I have a small car and there are no flat surfaces anywhere.  So I piled up some books on the back seat in an attempt to make it level and my sister stuffed some sleeping bags in to keep it from falling off the seat.  Those were the longest ten minutes of my life.  But we made it to the church in one piece.

Later I found out my dad almost went into the room where the cake was hiding.  Close call!  My nephew had said something to my dad about what Aunt Joy was making, but caught himself and said, but I can't tell you even if you want to know!  So Dad knew I was making a cake, but he didn't know about the surprise party.  Phew!

I was completely exhausted, but when I set up the cake with the cake pops behind it, it looked awesome!

The boys are ready to eat some cake!

You can't tell I stayed up all night, right?
Dad ready to cut the cake.
(Notice all the cake pops have disappeared at this point.)

Adding the candles.
70 candles

Blowing out the candles
So Dad was completely surprised and the cake tasted great.  Time for me to go home and take a nap.

The final presentation
Whew - this post was almost as exhausting to write as it was to make the cake!

Just a few shoutouts - thanks Amy for encouraging me even when you were feeling horrible.  Thanks Peter for being a cheerful helper who thought the cake looked awesome at every stage.  And thanks Aaron for getting me off the floor and ready to try again, for staying up all night with me and for helping me with the cake pops.

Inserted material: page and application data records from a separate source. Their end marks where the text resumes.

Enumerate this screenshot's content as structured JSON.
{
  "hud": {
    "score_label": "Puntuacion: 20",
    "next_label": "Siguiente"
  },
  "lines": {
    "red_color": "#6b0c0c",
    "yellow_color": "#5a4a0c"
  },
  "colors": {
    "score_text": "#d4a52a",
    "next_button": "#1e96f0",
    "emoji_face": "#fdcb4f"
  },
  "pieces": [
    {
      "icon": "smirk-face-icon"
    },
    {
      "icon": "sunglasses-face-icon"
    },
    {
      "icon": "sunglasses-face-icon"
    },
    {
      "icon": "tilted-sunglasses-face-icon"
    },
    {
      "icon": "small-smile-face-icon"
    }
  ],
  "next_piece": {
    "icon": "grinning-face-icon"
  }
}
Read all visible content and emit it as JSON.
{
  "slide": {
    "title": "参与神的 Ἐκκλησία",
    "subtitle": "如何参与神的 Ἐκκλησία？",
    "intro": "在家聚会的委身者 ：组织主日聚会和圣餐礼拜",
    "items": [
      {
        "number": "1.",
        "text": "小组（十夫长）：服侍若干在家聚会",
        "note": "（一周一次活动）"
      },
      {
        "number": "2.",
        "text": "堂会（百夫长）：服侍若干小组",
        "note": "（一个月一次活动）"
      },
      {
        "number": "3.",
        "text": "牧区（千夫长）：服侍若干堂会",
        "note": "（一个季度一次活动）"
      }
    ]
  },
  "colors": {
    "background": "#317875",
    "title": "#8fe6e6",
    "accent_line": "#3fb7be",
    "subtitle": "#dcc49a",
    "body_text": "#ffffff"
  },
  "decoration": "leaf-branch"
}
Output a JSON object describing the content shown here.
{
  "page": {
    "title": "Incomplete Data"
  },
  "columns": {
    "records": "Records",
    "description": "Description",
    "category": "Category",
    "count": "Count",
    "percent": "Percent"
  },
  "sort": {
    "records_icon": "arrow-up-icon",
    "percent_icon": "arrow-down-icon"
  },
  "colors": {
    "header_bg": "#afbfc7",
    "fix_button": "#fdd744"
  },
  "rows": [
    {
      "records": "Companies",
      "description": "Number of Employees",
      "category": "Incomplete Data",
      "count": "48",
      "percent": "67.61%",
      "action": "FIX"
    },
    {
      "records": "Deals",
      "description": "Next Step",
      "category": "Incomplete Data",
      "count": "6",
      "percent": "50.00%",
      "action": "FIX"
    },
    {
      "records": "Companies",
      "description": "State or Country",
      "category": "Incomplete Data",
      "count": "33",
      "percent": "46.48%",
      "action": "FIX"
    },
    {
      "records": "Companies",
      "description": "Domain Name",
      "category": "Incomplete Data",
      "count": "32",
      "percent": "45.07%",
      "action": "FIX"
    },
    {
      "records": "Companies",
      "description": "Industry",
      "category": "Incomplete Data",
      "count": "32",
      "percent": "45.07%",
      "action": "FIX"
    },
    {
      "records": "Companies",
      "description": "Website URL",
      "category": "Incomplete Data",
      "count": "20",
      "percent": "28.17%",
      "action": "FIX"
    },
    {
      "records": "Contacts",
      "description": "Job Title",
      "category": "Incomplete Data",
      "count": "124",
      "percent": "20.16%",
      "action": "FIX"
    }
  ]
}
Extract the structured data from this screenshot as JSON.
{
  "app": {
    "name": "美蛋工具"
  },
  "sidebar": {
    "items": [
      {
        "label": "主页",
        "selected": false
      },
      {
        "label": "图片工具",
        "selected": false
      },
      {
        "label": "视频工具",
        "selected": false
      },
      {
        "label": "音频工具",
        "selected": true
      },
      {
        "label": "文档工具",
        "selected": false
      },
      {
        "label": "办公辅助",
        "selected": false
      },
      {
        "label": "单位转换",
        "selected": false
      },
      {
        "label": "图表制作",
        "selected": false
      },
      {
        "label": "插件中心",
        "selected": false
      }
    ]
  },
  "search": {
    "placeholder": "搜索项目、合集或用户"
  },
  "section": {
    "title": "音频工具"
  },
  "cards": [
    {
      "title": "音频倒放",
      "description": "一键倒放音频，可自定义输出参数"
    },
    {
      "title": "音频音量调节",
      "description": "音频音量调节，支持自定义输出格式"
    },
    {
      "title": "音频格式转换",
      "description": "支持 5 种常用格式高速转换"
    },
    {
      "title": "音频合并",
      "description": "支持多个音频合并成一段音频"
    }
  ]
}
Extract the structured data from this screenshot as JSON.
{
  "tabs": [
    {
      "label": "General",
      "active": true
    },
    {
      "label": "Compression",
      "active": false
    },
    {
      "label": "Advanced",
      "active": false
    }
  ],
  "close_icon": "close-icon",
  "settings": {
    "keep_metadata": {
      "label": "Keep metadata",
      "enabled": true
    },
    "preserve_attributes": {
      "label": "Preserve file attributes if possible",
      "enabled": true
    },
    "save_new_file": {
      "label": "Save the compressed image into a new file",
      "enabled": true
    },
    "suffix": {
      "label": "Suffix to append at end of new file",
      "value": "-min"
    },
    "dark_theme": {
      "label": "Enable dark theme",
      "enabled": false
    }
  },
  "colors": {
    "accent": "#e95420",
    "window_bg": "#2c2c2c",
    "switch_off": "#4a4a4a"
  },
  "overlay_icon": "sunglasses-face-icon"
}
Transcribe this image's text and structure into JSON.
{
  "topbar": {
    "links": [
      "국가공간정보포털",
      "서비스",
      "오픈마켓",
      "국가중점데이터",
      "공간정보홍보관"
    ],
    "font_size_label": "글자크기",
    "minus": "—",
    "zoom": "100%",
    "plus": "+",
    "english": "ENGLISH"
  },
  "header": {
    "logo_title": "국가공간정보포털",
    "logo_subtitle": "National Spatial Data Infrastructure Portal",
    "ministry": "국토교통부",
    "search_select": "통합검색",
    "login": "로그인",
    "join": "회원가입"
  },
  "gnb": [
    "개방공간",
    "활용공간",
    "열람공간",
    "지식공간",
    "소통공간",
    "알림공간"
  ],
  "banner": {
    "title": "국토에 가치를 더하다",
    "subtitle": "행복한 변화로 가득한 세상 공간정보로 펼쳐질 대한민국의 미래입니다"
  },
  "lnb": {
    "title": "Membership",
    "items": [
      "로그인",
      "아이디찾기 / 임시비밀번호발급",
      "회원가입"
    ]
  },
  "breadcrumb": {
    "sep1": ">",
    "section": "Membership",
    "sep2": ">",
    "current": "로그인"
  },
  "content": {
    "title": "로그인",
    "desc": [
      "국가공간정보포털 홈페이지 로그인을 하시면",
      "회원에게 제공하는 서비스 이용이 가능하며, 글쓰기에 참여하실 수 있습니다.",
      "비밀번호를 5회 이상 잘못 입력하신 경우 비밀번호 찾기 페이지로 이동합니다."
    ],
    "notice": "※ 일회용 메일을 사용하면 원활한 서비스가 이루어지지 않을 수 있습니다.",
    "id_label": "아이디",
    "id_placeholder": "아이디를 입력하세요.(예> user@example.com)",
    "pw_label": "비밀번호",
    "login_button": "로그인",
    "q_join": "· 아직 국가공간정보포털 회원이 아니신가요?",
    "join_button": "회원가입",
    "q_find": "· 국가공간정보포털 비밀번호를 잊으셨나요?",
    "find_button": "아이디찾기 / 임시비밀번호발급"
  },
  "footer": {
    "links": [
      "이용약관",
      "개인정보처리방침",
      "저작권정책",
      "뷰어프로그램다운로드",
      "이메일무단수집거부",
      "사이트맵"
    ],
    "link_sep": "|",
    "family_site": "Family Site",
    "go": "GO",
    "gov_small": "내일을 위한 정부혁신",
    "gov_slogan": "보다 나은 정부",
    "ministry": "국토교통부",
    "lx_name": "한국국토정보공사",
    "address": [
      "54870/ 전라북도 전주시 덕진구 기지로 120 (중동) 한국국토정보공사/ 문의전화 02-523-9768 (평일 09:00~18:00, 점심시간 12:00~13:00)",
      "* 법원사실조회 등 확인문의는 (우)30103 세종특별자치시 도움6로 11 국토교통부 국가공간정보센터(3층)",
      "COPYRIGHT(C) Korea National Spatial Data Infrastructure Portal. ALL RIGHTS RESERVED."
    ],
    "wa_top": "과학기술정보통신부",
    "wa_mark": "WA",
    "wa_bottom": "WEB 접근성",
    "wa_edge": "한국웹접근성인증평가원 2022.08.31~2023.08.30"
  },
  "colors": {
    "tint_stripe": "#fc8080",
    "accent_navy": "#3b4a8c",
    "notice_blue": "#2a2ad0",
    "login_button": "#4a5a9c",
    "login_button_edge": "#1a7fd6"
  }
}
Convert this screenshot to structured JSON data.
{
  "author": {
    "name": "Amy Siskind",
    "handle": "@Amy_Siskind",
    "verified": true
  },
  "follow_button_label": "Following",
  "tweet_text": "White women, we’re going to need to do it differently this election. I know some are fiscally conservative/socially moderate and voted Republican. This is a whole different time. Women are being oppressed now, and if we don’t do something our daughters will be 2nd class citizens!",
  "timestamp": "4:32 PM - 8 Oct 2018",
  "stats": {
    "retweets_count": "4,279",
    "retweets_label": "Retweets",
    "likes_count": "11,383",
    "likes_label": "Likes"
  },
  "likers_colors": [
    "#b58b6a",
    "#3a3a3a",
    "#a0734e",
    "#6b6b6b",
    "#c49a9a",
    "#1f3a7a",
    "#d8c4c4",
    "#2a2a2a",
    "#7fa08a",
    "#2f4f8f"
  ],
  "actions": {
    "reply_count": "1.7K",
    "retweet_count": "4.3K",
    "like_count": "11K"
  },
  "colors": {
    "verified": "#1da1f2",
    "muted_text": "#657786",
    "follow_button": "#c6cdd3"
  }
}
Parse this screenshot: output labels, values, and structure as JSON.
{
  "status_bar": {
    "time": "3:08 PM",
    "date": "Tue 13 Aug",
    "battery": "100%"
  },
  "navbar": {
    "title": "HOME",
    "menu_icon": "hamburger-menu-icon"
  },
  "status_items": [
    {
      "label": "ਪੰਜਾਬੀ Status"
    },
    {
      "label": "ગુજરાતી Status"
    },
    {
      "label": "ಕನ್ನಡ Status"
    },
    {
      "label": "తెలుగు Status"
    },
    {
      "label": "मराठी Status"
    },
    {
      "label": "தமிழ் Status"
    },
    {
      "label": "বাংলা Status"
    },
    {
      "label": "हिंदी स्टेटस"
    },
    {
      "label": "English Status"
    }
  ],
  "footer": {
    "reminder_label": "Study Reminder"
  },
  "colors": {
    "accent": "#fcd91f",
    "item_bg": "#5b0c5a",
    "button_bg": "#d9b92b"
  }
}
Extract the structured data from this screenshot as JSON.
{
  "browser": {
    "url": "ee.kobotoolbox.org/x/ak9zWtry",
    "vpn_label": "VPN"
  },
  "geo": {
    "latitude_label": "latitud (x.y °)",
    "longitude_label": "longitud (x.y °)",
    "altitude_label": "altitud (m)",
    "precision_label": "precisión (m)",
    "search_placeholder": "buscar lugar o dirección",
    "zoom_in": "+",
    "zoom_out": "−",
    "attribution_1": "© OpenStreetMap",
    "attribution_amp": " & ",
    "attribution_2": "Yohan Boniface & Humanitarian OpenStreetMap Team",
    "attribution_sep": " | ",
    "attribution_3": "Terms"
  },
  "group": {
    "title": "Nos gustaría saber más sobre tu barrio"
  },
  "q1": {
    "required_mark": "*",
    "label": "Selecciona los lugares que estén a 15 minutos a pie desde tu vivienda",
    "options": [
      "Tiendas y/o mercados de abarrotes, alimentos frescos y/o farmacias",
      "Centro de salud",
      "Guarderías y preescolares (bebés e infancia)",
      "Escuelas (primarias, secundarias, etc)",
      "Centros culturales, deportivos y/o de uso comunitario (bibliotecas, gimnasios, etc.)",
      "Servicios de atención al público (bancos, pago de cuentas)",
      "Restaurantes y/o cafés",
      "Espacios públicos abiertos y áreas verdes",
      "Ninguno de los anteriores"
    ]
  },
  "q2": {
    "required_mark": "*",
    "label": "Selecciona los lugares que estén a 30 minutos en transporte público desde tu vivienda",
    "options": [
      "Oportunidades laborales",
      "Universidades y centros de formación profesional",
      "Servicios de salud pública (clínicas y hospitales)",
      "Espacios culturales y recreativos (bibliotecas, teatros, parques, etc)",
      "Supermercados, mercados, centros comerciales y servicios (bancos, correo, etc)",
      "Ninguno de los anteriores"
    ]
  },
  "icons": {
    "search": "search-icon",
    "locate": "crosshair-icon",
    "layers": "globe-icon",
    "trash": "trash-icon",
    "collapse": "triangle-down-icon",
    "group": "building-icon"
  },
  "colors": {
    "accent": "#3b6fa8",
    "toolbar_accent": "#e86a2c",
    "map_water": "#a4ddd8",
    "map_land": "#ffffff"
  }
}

I couldn't have done it without you guys. 

Happy 70th Birthday Dad!!!

Monday, July 2, 2012

Chapter 11 (Not the bankruptcy kind)

A friend of mine recently asked about the process I use when making a cake.  Well, it all starts when someone asks me to make a cake!  Usually they have an idea of what they want the cake to look like or a particular theme they have in mind.  Then I search the internet for ideas using their theme and either try to copy a cake, merge different parts from several cakes together into a new design or create my own.

This was not the case with this particular cake.  My mother's friend Carola wanted a cake for her daughter's 11th birthday.  But she did not have anything specific in mind.  She told me that Jazzy likes books and plays the violin.  Hm, so violin shaped book?  Nah.  I decided to use my trusty book pan again, but what to put on it?

I started off with a violin on the right hand side of the book.

I free-handed this.  Not great, but passable.
 After the black outline was done, I added brown icing for the wood parts and white strings.

It's kind of hard to see all the detail in this picture

Now I needed to add some words on the left page.  Jazzy was turning 11, so this is what popped into my head:

My icing-writing is getting pretty good!  Of course I added the piping gel to the frosting before piping the words.

Next I got out my box of sugar flowers.  Now I really don't like making the sugar flowers all that much because it just takes so much time.  But it was really awesome just being able to pick the flowers out of the box and put them on the cake.  That, I like.

Pre-made roses, carnations and lilies.

Then I added a few more finishing touches (yay leaves!) and the cake was ready to go!

The Adventure of Jazzy: Chapter 11
 I heard the family thought the cake was great!  Happy Birthday Jazzy!